This Day in History

Aug. 15: 1975: Joan Little Acquitted

Time Periods: Post-Civil Rights Era: 1975 - 2000
Themes: African American, Criminal Justice & Incarceration

Joan Little (left) and one of her attorneys (Karen Galloway) wait for an elevator July 14, 1975 in the Wake County Courthouse where Little was on trial for the 1974 stabbing death of one of her jailers. Source: Washington Area Spark.

Joan* Little was acquitted on this day in 1975, the first woman in U.S. history to be acquitted using the defense that she used deadly force to resist sexual assault. She had killed a guard in self-defense while incarcerated.

Her case received national attention, leading her to say:

My life is not in the hands of the court. My life is in the hands of the people.

There were “Joanne Little Legal Defense Committees” all over the United States, including a local chapter formed by Rosa Parks in Detroit.

The Washington Area Spark offers the following description:

Little was jailed for minor crimes in the Beauford County, North Carolina jail. On August 27, 1974 white guard Clarence Alligood was found dead on Joan Little’s bunk naked from the waist down with stab wounds to his temple and heart. Semen was later discovered on his leg.

Little claimed self defense against sexual assault but was charged with first degree murder.

The case attracted national attention in part because Little would have received the death penalty if convicted. Civil rights advocates, death penalty opponents and women’s rights advocates all rallied to her defense.

Source: U.S. Prison Culture website.

The jury of six African Americans and six whites deliberated for about an hour and a half before delivering a not guilty verdict.

Little may have been the first woman in United States history to be acquitted using the defense that she used deadly force to resist sexual assault. Her case also has become classic in legal circles as a pioneering instance of the application of scientific jury selection. Read in full.

The blog Prison Culture asks,
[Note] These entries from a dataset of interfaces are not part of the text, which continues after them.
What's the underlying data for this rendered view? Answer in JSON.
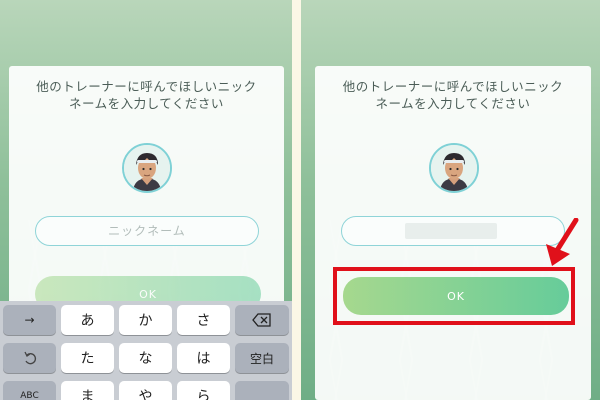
{
  "left": {
    "dialog": {
      "prompt_line1": "他のトレーナーに呼んでほしいニック",
      "prompt_line2": "ネームを入力してください",
      "nickname_placeholder": "ニックネーム",
      "ok_label": "OK"
    },
    "keyboard": {
      "row1": [
        "→",
        "あ",
        "か",
        "さ",
        "⌫"
      ],
      "row2": [
        "↺",
        "た",
        "な",
        "は",
        "空白"
      ],
      "row3": [
        "ABC",
        "ま",
        "や",
        "ら",
        ""
      ]
    }
  },
  "right": {
    "dialog": {
      "prompt_line1": "他のトレーナーに呼んでほしいニック",
      "prompt_line2": "ネームを入力してください",
      "ok_label": "OK"
    }
  },
  "colors": {
    "highlight": "#e0101a",
    "button_gradient_start": "#a6d88e",
    "button_gradient_end": "#66cc9a",
    "input_border": "#8fd4d8"
  },
  "icons": [
    "trainer-avatar-icon",
    "backspace-icon",
    "undo-icon",
    "red-arrow-icon"
  ]
}
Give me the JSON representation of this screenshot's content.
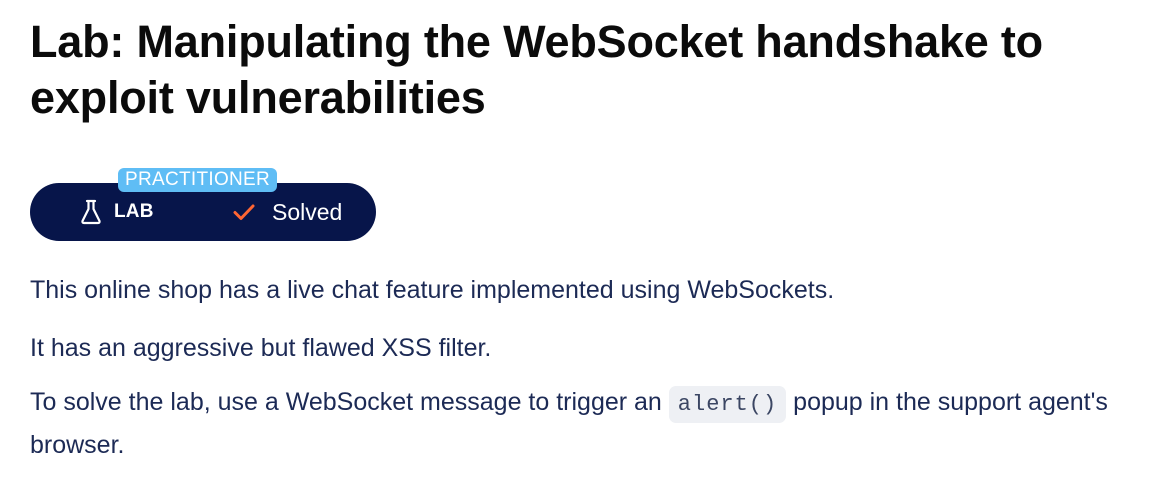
{
  "page_title": "Lab: Manipulating the WebSocket handshake to exploit vulnerabilities",
  "badge": {
    "level": "PRACTITIONER",
    "lab_label": "LAB",
    "status": "Solved",
    "colors": {
      "pill_bg": "#07154a",
      "level_bg": "#5fbdf5",
      "check": "#ff6633"
    }
  },
  "description": {
    "p1": "This online shop has a live chat feature implemented using WebSockets.",
    "p2": "It has an aggressive but flawed XSS filter.",
    "p3_before": "To solve the lab, use a WebSocket message to trigger an ",
    "p3_code": "alert()",
    "p3_after": " popup in the support agent's browser."
  }
}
One has to wonder what it would take to build a similar coalition of groups and individuals in 2011 to take aim at dismantling the unjust prison industrial complex. The “Free Joan Little” movement is instructive because it underscores that it is possible to come together to address prisoner injustice and to WIN. Continue reading ‘Free Joan Little’: Reflections on Prisoner Resistance and Movement-Building.

Read more in Black Herstory: The Trial of the Decade at Ms. Magazine and At the Dark End of the Street: Black Women, Rape, and Resistance — A New History of the Civil Rights Movement from Rosa Parks to the Rise of Black Power.
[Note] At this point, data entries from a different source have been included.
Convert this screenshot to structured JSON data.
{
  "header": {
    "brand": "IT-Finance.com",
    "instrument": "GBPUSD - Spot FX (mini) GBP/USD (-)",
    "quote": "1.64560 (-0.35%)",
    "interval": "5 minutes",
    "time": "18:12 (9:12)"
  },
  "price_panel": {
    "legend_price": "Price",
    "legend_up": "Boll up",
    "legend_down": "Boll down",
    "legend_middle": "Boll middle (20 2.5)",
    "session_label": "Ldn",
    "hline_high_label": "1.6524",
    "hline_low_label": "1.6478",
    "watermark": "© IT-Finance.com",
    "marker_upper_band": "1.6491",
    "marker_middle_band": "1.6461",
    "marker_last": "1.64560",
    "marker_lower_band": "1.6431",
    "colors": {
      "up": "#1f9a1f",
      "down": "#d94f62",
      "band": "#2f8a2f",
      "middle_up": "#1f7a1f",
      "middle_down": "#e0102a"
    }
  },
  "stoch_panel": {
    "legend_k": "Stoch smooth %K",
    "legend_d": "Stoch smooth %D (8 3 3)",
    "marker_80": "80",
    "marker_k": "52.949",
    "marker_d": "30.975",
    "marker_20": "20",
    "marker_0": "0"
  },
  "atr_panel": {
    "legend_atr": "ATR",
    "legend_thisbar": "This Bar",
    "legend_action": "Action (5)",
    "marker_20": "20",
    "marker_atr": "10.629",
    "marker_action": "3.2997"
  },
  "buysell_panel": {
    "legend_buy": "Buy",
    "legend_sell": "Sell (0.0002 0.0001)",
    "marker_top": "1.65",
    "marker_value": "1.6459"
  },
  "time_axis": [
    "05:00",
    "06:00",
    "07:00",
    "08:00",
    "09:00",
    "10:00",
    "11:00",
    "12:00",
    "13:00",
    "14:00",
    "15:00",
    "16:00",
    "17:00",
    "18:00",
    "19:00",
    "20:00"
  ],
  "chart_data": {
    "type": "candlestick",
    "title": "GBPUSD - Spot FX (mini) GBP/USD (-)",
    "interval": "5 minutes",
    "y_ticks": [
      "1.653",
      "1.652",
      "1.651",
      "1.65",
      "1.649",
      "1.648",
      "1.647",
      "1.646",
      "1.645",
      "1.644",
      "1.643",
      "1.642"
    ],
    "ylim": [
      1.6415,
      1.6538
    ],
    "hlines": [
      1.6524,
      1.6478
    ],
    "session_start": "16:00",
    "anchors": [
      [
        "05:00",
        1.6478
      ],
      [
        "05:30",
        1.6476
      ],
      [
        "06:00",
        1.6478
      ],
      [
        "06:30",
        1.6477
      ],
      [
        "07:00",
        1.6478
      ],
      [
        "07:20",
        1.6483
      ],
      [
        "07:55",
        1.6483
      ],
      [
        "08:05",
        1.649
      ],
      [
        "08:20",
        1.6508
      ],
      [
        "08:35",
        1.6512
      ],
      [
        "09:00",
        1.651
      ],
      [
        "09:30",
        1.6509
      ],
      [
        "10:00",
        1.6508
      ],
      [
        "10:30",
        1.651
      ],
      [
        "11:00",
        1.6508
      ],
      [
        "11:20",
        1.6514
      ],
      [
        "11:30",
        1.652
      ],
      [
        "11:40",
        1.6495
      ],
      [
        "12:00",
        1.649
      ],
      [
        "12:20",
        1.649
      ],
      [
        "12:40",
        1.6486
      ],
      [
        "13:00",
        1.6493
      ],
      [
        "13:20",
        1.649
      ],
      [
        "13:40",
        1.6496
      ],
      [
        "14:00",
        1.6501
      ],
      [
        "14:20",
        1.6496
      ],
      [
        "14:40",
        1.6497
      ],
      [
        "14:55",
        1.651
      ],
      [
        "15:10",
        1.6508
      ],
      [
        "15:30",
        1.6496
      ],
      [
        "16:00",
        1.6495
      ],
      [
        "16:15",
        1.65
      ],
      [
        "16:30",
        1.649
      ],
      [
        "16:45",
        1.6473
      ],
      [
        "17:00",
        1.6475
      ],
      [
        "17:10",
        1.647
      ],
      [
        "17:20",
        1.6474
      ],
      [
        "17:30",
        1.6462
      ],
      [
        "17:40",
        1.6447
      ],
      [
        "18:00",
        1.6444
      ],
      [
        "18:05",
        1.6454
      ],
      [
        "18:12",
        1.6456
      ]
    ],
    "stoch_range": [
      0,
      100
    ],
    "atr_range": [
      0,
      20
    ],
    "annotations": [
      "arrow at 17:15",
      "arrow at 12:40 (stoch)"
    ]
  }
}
Listen to the song Joanne Little by Bernice Johnson Reagon, sung by Sweet Honey in the Rock. It became an anthem for the “Free Joan Little” movement. (Lyrics below.)

I always walked by the golden rule, steered clear of controversy …

Till along come this woman, little over five feet tall

Charged and jailed with breaking the law …

First-degree murder she was on the loose, Joanne …What is she to you?

Joanne Little, she’s my sister. Joanne Little, she’s our mama. Joanne

Little, she’s your lover. Joanne’s the woman who’s gonna carry your

child…

This is 1975 at it most oppressive best.

North Carolina state, the pride of this land, made her an outlaw…

Tell me what she did to deserve this name?

Killed a man who thought she was fair game.

When I heard the news, I screamed inside.

Lost all my cool. My anger I could not hide. …

Joanne is you. Joanne is me. Our prison is the whole society

’cause we live in a land that’ll bring all pressure to bear

on the head of a woman whose position we share.

*Note Joan is pronounced Jo-ann so often spelled Joann or Joanne.